JARRET DE VERCHÈRES, PIERRE, officer; b. 1679 or 1680 at Verchères (Canada); son of François Jarret de Verchères and Marie Perrot; killed 1708.
His family came from the province of Dauphiné. An attempt has been made, wrongly, to link him with the Verchères de La Réole, from the region of Bordeaux. Pierre Jarret de Verchères’ father, who was born in 1641, was the son of Jean Jarret and Claudine Pécaudy, of Saint-Chef, near the hamlet of Verchères in the archbishopric of Vienne. François arrived in New France at the age of 24 with the Carignan-Salières regiment, as an ensign in the company of his uncle, Antoine Pécaudy* de Contrecœur. When the regiment was recalled to France in 1667, the young soldier decided to make his home in Canada, in accordance with the wish of the king, Louis XIV, who encouraged the settling of soldiers in the colony to increase the safety of its population. Two years later, on 16 Sept. 1669, at Sainte-Famille (Île d’Orléans), he married a young girl of 14.
Writing to the minister on 2 Nov. 1672, Buade* de Frontenac requested for François Jarret de Verchères letters of nobility, which apparently he never obtained. The next day Talon* granted him as a fief, with rights of seigneury and justice, “a piece of land half a league wide by one league in depth, fronting on the St Lawrence River, and extending down from the Sieur de Grandmaison’s land grant towards the unassigned lands as far as those of the Sieur Vitrez [Denys]. . . .” This seigneury was subsequently to be enlarged by the addition of Île aux Prunes and Île Longue and another league of depth. In November 1674 the governor again asked Colbert for a reward for the good services of Verchères, who, acting on his order, had harried coureurs de bois as far as 200 leagues above Montreal, alienating many persons’ good will in doing so.

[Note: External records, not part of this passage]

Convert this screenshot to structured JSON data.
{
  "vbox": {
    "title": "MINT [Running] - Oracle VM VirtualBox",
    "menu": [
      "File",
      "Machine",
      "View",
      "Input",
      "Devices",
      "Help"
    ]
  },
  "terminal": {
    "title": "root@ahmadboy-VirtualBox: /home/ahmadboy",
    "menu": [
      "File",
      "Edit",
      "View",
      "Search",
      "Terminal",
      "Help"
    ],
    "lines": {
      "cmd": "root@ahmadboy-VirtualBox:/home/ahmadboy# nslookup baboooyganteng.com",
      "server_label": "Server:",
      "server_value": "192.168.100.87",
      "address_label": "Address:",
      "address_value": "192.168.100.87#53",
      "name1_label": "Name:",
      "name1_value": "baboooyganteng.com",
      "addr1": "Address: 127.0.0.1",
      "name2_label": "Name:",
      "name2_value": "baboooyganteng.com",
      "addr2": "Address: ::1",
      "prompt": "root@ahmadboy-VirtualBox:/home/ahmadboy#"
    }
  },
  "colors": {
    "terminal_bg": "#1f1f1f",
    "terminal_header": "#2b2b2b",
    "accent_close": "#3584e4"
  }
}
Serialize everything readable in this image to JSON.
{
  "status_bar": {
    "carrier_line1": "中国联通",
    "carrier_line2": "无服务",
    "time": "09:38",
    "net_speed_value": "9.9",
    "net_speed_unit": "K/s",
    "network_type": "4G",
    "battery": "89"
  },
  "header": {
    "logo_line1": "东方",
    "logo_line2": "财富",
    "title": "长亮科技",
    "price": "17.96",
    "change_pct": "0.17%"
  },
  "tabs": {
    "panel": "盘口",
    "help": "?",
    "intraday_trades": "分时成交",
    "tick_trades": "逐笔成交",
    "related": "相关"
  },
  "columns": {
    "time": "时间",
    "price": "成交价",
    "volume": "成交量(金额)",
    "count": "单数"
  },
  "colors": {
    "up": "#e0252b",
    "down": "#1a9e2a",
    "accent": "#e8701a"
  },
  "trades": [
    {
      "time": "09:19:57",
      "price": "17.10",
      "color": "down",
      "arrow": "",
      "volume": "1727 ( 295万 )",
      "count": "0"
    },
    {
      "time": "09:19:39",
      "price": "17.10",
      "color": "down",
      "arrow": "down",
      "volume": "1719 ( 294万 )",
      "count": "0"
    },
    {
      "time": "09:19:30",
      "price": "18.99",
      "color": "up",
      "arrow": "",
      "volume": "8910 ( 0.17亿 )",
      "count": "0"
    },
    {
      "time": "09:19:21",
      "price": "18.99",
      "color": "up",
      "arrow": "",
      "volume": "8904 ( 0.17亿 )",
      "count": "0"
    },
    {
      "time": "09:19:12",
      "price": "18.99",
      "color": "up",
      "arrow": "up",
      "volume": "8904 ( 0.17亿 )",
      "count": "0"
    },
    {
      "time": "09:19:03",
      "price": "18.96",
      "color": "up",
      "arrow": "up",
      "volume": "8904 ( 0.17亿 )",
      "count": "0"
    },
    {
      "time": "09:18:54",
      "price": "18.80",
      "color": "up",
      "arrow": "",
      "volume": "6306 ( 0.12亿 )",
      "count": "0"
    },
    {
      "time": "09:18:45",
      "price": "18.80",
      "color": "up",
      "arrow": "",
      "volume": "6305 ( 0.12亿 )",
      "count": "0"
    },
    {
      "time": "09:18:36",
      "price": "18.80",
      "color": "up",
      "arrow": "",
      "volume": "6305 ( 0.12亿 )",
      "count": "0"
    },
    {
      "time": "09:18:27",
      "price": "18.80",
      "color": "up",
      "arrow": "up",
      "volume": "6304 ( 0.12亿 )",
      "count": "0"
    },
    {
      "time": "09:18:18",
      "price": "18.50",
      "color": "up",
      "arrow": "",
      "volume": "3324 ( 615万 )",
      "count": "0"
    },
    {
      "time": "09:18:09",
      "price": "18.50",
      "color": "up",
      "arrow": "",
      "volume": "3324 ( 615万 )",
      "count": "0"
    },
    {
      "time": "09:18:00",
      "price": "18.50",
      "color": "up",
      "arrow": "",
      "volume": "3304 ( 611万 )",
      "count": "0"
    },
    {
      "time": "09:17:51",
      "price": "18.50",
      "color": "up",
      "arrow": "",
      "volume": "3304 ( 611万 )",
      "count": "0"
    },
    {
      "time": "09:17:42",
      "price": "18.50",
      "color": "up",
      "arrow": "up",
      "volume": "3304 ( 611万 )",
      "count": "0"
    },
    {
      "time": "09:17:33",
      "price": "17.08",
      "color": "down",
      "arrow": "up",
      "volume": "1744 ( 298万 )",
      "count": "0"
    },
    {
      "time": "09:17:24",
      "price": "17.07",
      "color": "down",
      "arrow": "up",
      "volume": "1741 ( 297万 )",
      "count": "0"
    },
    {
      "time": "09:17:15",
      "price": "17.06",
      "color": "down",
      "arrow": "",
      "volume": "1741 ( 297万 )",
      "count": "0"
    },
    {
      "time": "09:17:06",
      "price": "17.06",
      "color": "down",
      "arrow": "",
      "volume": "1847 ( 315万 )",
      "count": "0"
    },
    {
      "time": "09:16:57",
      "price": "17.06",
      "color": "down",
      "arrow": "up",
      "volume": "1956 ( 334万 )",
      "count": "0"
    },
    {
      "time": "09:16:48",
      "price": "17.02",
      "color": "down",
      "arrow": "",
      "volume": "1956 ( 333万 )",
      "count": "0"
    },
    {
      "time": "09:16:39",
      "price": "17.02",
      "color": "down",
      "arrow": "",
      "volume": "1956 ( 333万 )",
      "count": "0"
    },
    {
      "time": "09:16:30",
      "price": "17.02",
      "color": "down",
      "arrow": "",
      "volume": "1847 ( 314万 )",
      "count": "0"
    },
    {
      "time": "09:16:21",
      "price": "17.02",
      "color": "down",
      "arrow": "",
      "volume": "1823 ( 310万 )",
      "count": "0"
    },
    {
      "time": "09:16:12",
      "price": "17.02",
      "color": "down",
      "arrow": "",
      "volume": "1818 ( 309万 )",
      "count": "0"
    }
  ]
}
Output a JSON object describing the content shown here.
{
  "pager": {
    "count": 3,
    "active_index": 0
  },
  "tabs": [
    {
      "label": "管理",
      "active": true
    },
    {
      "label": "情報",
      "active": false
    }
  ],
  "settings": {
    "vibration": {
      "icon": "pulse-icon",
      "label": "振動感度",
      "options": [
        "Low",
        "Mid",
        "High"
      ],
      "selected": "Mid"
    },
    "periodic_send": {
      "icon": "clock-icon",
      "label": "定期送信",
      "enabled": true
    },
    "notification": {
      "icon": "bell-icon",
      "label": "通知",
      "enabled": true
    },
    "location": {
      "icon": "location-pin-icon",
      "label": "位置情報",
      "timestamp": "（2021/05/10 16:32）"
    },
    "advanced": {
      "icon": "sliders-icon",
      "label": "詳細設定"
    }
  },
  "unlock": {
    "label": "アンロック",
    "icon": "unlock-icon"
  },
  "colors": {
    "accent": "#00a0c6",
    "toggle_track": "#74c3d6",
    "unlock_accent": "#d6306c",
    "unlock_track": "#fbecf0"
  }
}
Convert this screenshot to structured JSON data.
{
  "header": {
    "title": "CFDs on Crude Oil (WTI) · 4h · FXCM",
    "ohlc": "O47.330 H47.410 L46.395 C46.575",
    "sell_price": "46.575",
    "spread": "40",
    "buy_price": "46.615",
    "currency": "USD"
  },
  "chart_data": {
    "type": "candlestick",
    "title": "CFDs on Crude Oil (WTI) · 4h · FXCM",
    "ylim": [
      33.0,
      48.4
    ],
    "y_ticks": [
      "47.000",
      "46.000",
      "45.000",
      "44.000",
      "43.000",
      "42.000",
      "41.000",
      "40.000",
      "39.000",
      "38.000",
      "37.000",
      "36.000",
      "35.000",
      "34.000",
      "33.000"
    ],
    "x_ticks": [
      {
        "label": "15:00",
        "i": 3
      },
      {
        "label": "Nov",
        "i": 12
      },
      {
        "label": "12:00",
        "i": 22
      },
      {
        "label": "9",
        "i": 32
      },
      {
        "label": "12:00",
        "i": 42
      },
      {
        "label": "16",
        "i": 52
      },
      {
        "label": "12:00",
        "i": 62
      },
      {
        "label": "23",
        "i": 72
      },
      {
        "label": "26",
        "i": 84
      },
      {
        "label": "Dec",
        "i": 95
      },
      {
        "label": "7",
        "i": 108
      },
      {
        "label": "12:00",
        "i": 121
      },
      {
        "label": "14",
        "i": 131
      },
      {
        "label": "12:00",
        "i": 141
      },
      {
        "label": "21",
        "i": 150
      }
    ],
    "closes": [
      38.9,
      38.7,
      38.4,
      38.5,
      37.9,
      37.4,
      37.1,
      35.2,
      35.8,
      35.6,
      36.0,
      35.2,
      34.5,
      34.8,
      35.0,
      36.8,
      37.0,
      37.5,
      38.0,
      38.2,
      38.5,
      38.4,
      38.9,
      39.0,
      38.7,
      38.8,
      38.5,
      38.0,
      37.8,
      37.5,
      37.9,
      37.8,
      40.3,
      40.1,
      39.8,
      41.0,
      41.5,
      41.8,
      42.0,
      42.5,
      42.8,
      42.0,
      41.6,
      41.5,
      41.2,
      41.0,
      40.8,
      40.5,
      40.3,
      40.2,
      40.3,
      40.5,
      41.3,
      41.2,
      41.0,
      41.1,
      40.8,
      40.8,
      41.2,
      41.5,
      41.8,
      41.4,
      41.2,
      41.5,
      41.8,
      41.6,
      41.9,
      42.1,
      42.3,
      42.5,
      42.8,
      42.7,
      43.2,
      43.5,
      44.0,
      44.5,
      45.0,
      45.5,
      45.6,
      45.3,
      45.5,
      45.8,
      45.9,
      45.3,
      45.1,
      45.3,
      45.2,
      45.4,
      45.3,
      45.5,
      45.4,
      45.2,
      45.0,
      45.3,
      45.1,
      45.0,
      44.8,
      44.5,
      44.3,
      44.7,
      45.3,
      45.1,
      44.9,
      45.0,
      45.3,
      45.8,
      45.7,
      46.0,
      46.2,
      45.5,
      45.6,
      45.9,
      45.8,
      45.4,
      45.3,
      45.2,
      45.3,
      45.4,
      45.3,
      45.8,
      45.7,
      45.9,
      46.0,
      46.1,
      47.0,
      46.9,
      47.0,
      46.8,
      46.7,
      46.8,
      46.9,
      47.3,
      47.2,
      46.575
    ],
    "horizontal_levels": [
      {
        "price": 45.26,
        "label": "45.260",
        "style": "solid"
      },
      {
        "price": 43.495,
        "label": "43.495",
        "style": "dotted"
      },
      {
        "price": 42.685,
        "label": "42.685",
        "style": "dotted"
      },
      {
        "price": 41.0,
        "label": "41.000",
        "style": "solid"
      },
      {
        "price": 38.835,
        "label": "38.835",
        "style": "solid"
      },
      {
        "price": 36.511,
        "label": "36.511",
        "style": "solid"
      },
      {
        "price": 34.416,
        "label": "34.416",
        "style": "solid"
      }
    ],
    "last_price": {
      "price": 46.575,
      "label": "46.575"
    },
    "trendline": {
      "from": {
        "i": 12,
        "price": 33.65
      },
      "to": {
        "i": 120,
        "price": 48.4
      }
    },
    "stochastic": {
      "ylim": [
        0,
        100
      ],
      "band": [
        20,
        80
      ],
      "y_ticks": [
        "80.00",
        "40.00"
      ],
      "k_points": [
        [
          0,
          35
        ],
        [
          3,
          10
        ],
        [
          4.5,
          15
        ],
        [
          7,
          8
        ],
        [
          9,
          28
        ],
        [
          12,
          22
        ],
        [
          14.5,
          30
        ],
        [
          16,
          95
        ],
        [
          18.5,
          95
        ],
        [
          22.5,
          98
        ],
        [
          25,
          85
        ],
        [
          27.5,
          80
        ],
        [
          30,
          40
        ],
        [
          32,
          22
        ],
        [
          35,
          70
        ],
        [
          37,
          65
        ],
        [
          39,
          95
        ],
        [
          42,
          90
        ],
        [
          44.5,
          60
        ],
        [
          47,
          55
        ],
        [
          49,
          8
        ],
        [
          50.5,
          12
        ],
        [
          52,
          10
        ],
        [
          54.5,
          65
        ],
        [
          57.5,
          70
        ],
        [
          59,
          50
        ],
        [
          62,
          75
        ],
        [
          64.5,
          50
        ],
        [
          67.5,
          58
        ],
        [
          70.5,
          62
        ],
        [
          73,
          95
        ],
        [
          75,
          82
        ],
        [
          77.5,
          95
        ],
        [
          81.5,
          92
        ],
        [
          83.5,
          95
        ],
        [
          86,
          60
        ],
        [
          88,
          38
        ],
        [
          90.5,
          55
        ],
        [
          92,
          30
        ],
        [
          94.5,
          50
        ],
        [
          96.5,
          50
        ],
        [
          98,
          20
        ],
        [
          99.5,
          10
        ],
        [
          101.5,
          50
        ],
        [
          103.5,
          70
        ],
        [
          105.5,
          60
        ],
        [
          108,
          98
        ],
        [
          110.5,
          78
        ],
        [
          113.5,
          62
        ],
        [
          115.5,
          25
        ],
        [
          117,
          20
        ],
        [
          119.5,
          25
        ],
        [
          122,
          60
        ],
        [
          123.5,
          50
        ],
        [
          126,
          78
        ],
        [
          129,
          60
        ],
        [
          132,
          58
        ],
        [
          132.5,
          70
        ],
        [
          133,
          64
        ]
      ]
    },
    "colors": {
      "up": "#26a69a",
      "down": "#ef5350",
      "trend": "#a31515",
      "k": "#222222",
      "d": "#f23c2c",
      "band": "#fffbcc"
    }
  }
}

The founder of Verchères, while he worked at bringing his domain under cultivation, did not abandon soldiering. At the time of Brisay de Denonville’s expedition against the Senecas in 1687, he was captain of a militia company in Alexandre Berthier’s battalion. In 1691 he received from Frontenac a commission as ensign in the troops in Canada, which the king ratified on 1 March 1693. He was promoted lieutenant on 15 April 1694, then made a lieutenant on half pay.
François died on 26 Feb. 1700, leaving his family in poverty. He had had 12 children, of whom Pierre was the fifth. Pierre was to follow in his father’s footsteps, and even in those of his mother, who in 1690 had held out almost single-handed against the Iroquois in a 48-hour siege. Young Pierre early received his baptism of fire. When he was about 12 years old, he defended the fort of Verchères for a week, side by side with his famous sister Madeleine* and his younger brother Alexandre. It was doubtless of Pierre that the heroine spoke in 1699, when she requested of the Comtesse de Maurepas: “. . . that the good you would like to do me at least redound to the advantage of one of my brothers who is a cadet in our troops. If it is your pleasure, have him made an ensign. He has experience in the service, he has been on several expeditions against the Iroquois. . . .” Her wish was granted and the young man received the desired rank.
On 29 Aug. 1708 he took part in the attack on Haverhill, a village in Massachusetts, with a detachment of 100 Frenchmen and a smaller number of Indians led by Jean-Baptiste de Saint-Ours* Deschaillons and Jean-Baptiste Hertel de Rouville. After putting the village to fire and sword, the assailants were withdrawing at dawn when they fell into an ambush laid by some 60 English. In these two engagements there were 18 wounded and 10 killed on the Canadian side; among the dead was Pierre Jarret de Verchères.
AN, Col., C11A, 18, f.69; F3, 5, f.427. Baugy, Journal (Serrigny), 84, “Correspondance de Frontenac (1672–82),” APQ Rapport, 1926–27, 18, 68. “Correspondance de Vaudreuil,” APQ Rapport, 1939–40, 430–32, 438, 457f. Lettres de noblesse (P.-G. Roy), II PAC Report, 1899, 6–7. P.-G. Roy, Inv. concessions, III, 27–34. Taillemite, Inventaire analytique, série B, I, 54, 56. Bonnault, “Le Canada militaire,” 287, 486. Coleman, New England captives. P.-G. Roy, La famille Jarret de Verchères (Lévis, 1908); BRH, XIV (1908), 209–17, 240–54, 271–85, 299–303. Pierre Saint-Olive, Les Dauphinois au Canada. Essai de catalogue des Dauphinois qui ont pris part à l’établissement du régime français au Canada, suivi d’une étude sur un Dauphinois canadien: Antoine Pécody de Contrecœur (Paris, 1936), 27f., 94. Aegidius Fauteux, “La famille Jarret,” BRH, XXX (1924), 253–56, 278.